If you have Kohli in mix – another batsman who prefers to bide his time at the start – then India has its top three who don’t like to explode on arrival. Even if Sharma and Kohli do accelerate later, can the team afford a sluggish top three in T20?
The poor strike-rate aside, Dhawan has even struggled to convert his starts. Following his 76 against Australia in Brisbane in November last year, he has gone 11 innings without a half-century. In the ensuing period, he has consistently notched up scores of 30s and 40s, but has always remained under the shadow of either Rohit or Virat, who have taken their team past the finish line through their sheer individual brilliance.
These twin anomalies came to the fore during Sunday’s match, where he struggled with timing and placement, and just when he looked like he had got the measure of himself, he was dismissed. An indifferent Dhawan also put strife on the likes of KL Rahul and Shreyas Iyer, who perished in a bid to up the ante.
Dhawan likes the ball coming onto the bat and relishes facing pace upfront, which is why he enjoys batting on Australian pitches. However, his home turf at the Kotla tends to be slow and grips on the surface, which brings spinners into contention. Against Bangladesh, it was a combination of spin and pacers, who cramped him up for room by bowling around the wicket that hindered his free-flowing stroke-play.
Making every ball count
Following their 2016 World T20 triumph, Phil Simmons, former West Indies coach summed up a batsman’s approach in this format: “Every ball, you have to re-evaluate the situation for the next ball.
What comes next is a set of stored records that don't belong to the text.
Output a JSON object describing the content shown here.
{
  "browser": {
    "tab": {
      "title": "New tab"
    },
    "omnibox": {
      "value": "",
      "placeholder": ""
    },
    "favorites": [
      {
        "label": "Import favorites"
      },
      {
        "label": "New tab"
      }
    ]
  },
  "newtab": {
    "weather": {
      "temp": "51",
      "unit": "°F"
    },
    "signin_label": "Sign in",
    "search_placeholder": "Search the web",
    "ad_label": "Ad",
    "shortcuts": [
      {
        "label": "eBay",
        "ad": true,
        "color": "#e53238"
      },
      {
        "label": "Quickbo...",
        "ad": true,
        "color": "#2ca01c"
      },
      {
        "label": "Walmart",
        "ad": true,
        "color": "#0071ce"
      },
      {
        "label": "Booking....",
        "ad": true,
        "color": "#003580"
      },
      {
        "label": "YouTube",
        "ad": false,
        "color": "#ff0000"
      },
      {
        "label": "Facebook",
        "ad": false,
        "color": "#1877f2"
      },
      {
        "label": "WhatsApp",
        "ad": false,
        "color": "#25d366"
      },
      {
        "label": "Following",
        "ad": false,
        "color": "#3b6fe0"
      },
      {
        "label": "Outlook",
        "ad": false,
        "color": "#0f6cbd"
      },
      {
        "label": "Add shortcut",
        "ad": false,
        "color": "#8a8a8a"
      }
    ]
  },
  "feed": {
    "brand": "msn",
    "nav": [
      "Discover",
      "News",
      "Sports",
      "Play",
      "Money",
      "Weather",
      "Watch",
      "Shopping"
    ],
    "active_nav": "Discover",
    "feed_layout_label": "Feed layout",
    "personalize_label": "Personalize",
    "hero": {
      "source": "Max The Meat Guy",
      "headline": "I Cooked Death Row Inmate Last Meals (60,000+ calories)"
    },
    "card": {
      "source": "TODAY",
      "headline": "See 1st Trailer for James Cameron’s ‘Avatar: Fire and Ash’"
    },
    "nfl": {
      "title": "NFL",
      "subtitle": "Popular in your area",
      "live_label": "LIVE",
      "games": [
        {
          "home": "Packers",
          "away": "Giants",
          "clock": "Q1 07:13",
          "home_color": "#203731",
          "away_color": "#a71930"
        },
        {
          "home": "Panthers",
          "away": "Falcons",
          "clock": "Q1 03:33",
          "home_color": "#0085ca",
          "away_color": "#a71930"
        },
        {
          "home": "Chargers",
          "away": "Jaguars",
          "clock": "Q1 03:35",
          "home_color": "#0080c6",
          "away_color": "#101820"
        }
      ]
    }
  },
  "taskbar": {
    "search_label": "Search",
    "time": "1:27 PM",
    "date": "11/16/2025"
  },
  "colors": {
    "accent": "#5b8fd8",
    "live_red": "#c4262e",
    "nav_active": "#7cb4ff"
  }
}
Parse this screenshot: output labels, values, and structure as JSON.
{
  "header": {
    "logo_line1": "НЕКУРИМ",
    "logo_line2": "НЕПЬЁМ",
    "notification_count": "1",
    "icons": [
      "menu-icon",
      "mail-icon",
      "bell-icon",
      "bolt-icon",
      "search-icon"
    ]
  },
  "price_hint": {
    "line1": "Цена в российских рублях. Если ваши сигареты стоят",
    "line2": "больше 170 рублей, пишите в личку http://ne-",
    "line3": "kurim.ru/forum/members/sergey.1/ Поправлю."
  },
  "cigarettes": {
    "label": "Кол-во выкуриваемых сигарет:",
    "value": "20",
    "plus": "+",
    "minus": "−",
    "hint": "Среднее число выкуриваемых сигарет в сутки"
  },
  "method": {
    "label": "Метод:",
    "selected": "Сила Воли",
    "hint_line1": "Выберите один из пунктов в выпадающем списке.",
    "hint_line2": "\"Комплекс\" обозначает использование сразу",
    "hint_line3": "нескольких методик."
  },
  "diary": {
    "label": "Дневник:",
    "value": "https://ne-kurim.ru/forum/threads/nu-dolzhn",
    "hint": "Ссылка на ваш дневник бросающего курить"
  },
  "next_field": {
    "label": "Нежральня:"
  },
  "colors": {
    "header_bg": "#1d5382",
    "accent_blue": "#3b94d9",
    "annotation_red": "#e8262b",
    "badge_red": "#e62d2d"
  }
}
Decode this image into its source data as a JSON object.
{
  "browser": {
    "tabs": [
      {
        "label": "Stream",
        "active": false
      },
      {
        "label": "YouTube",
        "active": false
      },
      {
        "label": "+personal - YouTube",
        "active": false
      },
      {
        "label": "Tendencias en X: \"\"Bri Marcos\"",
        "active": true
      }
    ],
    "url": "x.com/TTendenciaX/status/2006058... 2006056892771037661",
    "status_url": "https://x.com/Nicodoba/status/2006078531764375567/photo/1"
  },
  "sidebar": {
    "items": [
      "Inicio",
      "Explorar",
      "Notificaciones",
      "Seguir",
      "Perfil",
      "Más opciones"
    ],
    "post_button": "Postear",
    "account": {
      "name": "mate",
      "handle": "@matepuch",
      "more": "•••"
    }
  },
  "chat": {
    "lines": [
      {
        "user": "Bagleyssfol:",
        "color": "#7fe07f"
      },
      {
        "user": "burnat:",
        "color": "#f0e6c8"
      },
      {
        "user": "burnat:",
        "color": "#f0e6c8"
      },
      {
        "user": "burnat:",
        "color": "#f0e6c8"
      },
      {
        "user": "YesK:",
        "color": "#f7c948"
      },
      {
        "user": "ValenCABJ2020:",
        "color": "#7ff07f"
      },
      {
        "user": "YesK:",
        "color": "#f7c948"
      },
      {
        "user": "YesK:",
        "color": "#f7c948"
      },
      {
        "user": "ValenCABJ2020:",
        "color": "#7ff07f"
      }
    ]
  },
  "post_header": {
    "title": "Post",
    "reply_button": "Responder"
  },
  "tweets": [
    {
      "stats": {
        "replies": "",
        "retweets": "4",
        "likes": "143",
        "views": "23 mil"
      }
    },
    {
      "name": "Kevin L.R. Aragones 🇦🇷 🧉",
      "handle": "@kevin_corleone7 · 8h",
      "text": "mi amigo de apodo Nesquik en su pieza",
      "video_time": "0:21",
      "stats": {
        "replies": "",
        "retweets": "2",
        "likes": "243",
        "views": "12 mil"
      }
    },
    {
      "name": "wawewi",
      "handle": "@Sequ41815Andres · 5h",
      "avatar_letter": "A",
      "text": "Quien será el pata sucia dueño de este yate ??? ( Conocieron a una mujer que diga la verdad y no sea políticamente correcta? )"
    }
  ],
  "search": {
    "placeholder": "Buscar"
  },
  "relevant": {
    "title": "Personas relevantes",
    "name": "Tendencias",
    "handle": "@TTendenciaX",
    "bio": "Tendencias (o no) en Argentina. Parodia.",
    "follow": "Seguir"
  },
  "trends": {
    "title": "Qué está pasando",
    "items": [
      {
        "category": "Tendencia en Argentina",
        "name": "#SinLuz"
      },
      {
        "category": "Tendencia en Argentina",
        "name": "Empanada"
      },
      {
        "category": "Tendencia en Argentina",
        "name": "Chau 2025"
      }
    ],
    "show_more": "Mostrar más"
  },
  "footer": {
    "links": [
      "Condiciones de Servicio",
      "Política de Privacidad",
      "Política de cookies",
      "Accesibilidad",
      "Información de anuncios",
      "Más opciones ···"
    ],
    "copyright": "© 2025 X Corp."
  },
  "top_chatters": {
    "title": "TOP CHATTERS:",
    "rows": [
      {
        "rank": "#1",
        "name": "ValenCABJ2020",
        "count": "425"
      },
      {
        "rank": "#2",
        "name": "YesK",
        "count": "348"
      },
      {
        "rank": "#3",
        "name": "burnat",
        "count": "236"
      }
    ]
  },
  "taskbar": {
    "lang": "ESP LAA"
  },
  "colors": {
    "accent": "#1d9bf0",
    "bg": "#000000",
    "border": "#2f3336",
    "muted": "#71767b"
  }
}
In Tests you assess by sessions; in ODIs you assess it by overs; in T20 cricket now you assess by balls. Every ball is an event,” he said.
There’s little doubt that Dhawan, Rohit and Virat have been India’s trump-cards in white-ball cricket for a while now. However, with the 2020 World T20 in Australia less than a year away, the team management needs to re-calibrate their plans. Instead of continuing with the conventional conserve-your-wickets policy that saw their exit at the previous showpiece event, they would do well to inject a few wild-cards who, as Simmons suggests, have the ability to make every ball in a T20 game count. The shortest format has evolved at such a frenetic pace that six-hitting has replaced singles, doubles and even boundaries as the main currency.
It’s little wonder why big-hitters are so much in demand. During this year’s IPL, Sunrisers Hyderabad profited by inducting two ultra-aggressive openers in David Warner and Jonathan Bairstow.
An Australian and an Englishman’s pairing was an unlikely one, but they set the template of how T20 openers ought to operate – insouciant and seizing the initiative from the first delivery – a consequence of which Hyderabad invariably got off to rollicking starts.
A misfiring Dhawan could just stake the claim for propping up Rishabh Pant as Rohit’s opening partner.The idea may not seem that outlandish because the wicket-keeper has had precious little to do while batting down the order. Getting the full 20 overs might just unshackle him and his pyrotechnics will not only give India the desired momentum during Powerplay, but will also help ease the pressure on Rohit.
With a limited time-frame, the idea is to get your big-hitters in as early as possible so that they can face majority of the 120 deliveries a T20 game offers. There’s always an element of risk involved in this move. But on the night it comes off, no total will look inconceivable and no target unachievable.